Top leaders need to own, vocalize and “walk the talk” of transformation. However, the manner in which individuals ultimately transition to the future state is more dependent on the hearts and minds of their immediate leader. Equipping those front-line leaders with tools and knowledge to coach their teams through change helps achieve it without resistance. Their ability to explain how and why their team members will be impacted (emphasizing the positive) makes them part of the solution and will determine whether the team owns the change, rather than the change being forced on them.
• Program and Portfolio Change Management
Rationalizing change across the program means managing individuals’ experiences to change. Thoughtfully packaging changes from across the program and orchestrating communication and training to energize, and not exhaust, stakeholder groups makes multi-year, multi-faceted change easier for individuals to accommodate. Continuously peppering individuals from different parts of the program or slamming them all at once is a recipe for exhausting stakeholders before getting to the finish line. Stress from the quantity of change, frustration with the process (and not just the specific change) and misunderstanding how it all fits together results from ineffective timing and communication from the whole program. Furthermore, awareness and orchestration needs exist at a change portfolio level to address stakeholder groups who are experiencing additional changes outside of the specific transformation program.
• Change Agent Network
A formal change agent network provides critical input to understand the type and amount of information that individuals need. An effective change agent network is as much about receiving feedback as about creating an additional (in addition to top-down) communication vehicle. Change agent networks can provide texture to the information that is gathered in surveys and be a ready focus group for testing processes and approaches. Engaging resistors in the change agent network is an important approach as they can predict how others who are prone to resist will react.
• Urgency Message
It is important to clearly and succinctly explain why the transformation has to be done and its positive impact. The why should include “why now” and “why this way.” The challenge is to keep the urgency message fresh while reiterating it early and often throughout the life of the program. It is too easy for program team members to get bogged down in the details of implementation and forget the reason for the transformation. Stakeholders who are not part of the program team need to be reminded regularly about the urgency and benefits driving the initiative along with updates of what is being accomplished. The longer and more involved the program is, the greater the need to use a well-crafted urgency message to keep momentum for stakeholders and the program team. Always assume people have to be reminded, “why”.
• Energize Along the Way
Communicate quick wins, celebrate milestones, recognize the work of the project team and individuals, etc.
By engaging and enabling leaders and the employees that are impacted by Revenue Recognition early and throughout each phase of the project you will increase the likelihood of a successful transition.

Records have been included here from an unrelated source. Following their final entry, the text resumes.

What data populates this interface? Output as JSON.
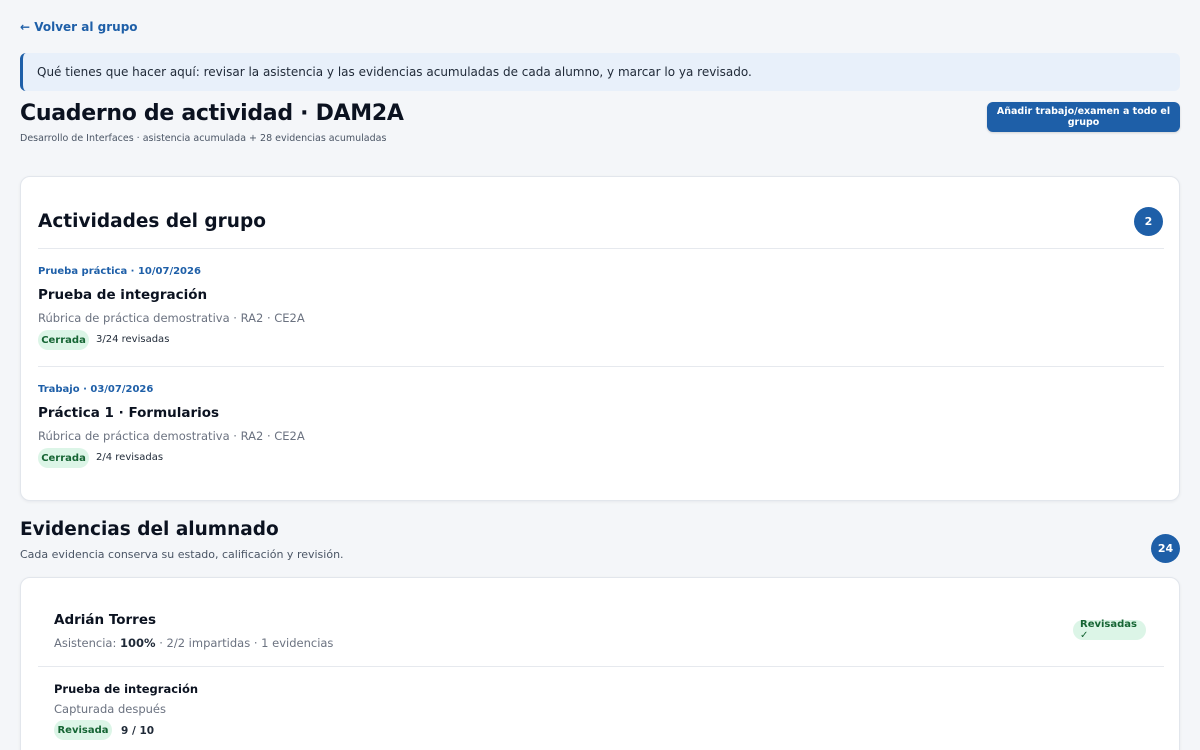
{
  "back_link": "← Volver al grupo",
  "info_banner": "Qué tienes que hacer aquí: revisar la asistencia y las evidencias acumuladas de cada alumno, y marcar lo ya revisado.",
  "header": {
    "title": "Cuaderno de actividad · DAM2A",
    "subtitle": "Desarrollo de Interfaces · asistencia acumulada + 28 evidencias acumuladas",
    "add_button": "Añadir trabajo/examen a todo el grupo"
  },
  "activities": {
    "title": "Actividades del grupo",
    "count": "2",
    "items": [
      {
        "meta": "Prueba práctica · 10/07/2026",
        "title": "Prueba de integración",
        "description": "Rúbrica de práctica demostrativa · RA2 · CE2A",
        "status": "Cerrada",
        "reviewed": "3/24 revisadas"
      },
      {
        "meta": "Trabajo · 03/07/2026",
        "title": "Práctica 1 · Formularios",
        "description": "Rúbrica de práctica demostrativa · RA2 · CE2A",
        "status": "Cerrada",
        "reviewed": "2/4 revisadas"
      }
    ]
  },
  "evidences": {
    "title": "Evidencias del alumnado",
    "subtitle": "Cada evidencia conserva su estado, calificación y revisión.",
    "count": "24",
    "students": [
      {
        "name": "Adrián Torres",
        "attendance_label": "Asistencia:",
        "attendance_value": "100%",
        "attendance_rest": "· 2/2 impartidas · 1 evidencias",
        "status": "Revisadas ✓",
        "evidences": [
          {
            "title": "Prueba de integración",
            "note": "Capturada después",
            "status": "Revisada",
            "grade": "9 / 10"
          }
        ]
      }
    ]
  },
  "colors": {
    "accent": "#1e5fa8",
    "banner_bg": "#e8f0fa",
    "success_bg": "#dcf5e7",
    "success_text": "#166534"
  }
}
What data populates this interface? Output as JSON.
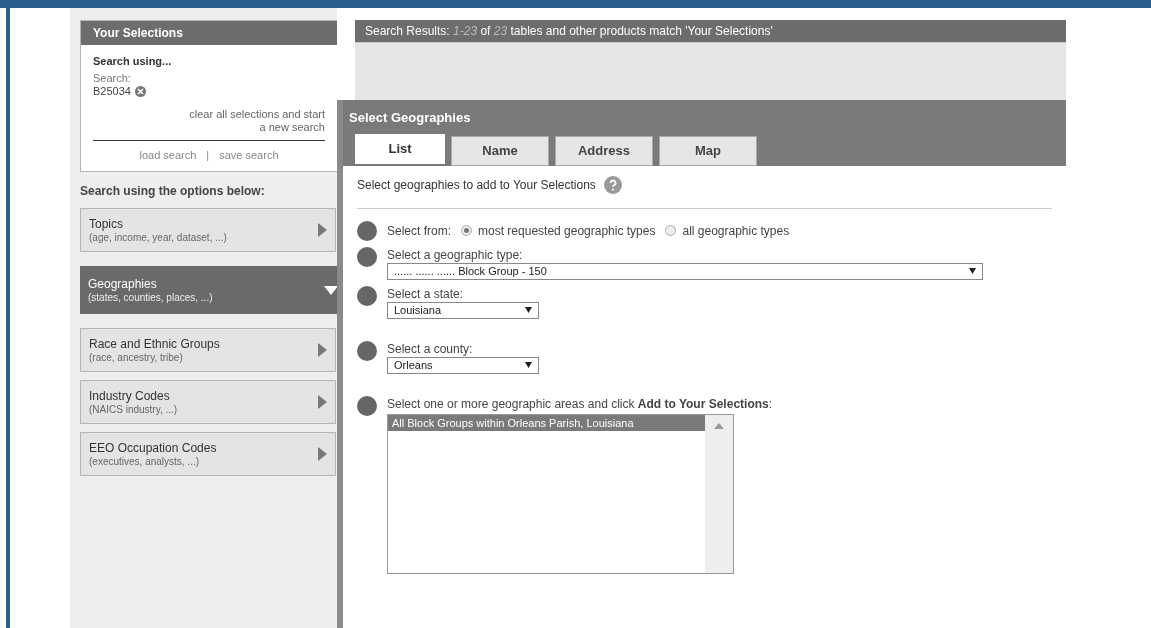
{
  "selections": {
    "title": "Your Selections",
    "heading": "Search using...",
    "search_label": "Search:",
    "search_value": "B25034",
    "clear_link": "clear all selections and start a new search",
    "load_link": "load search",
    "separator": "|",
    "save_link": "save search"
  },
  "options": {
    "heading": "Search using the options below:",
    "items": [
      {
        "title": "Topics",
        "subtitle": "(age, income, year, dataset, ...)",
        "expanded": false
      },
      {
        "title": "Geographies",
        "subtitle": "(states, counties, places, ...)",
        "expanded": true
      },
      {
        "title": "Race and Ethnic Groups",
        "subtitle": "(race, ancestry, tribe)",
        "expanded": false
      },
      {
        "title": "Industry Codes",
        "subtitle": "(NAICS industry, ...)",
        "expanded": false
      },
      {
        "title": "EEO Occupation Codes",
        "subtitle": "(executives, analysts, ...)",
        "expanded": false
      }
    ]
  },
  "results": {
    "header": "Search Results:  *1-23* of *23* tables and other products match 'Your Selections'"
  },
  "dialog": {
    "title": "Select Geographies",
    "tabs": [
      {
        "label": "List",
        "selected": true
      },
      {
        "label": "Name",
        "selected": false
      },
      {
        "label": "Address",
        "selected": false
      },
      {
        "label": "Map",
        "selected": false
      }
    ],
    "intro": "Select geographies to add to Your Selections",
    "steps": [
      {
        "kind": "radio",
        "label": "Select from:",
        "options": [
          {
            "label": "most requested geographic types",
            "selected": true
          },
          {
            "label": "all geographic types",
            "selected": false
          }
        ]
      },
      {
        "kind": "select",
        "label": "Select a geographic type:",
        "value": "...... ...... ...... Block Group - 150",
        "wide": true
      },
      {
        "kind": "select",
        "label": "Select a state:",
        "value": "Louisiana",
        "wide": false
      },
      {
        "kind": "select",
        "label": "Select a county:",
        "value": "Orleans",
        "wide": false
      },
      {
        "kind": "list",
        "label": "Select one or more geographic areas and click **Add to Your Selections**:",
        "items": [
          {
            "label": "All Block Groups within Orleans Parish, Louisiana",
            "selected": true
          }
        ]
      }
    ]
  }
}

The leaders’ role in reinforcing updated processes, procedures and new ways of operating are critical to optimizing the implementation of the new Revenue Recognition standard.
View all of our Revenue Recognition insights and learn more about our capabilities here.
Shauna Watson, CPA, is the Global Managing Director, Finance & Accounting at RGP.
Danielle Cordy, Ph.D., is the Senior Director, Human Capital & Change Management at RGP.
Rudy Lacayo, CCMP, is the Managing Consultant, Human Capital at RGP.
RGP is a global consulting firm that provides advice and execution to clients of all shapes and sizes in more than 70 countries—including 87 of the Fortune 100. With a Big Four heritage, its 3,000+ accomplished professionals offer deep expertise across a broad range of integrated services. RGP provides its clients the agility to expand capacity and increase capability. And the support they rely on to help them achieve all that’s possible.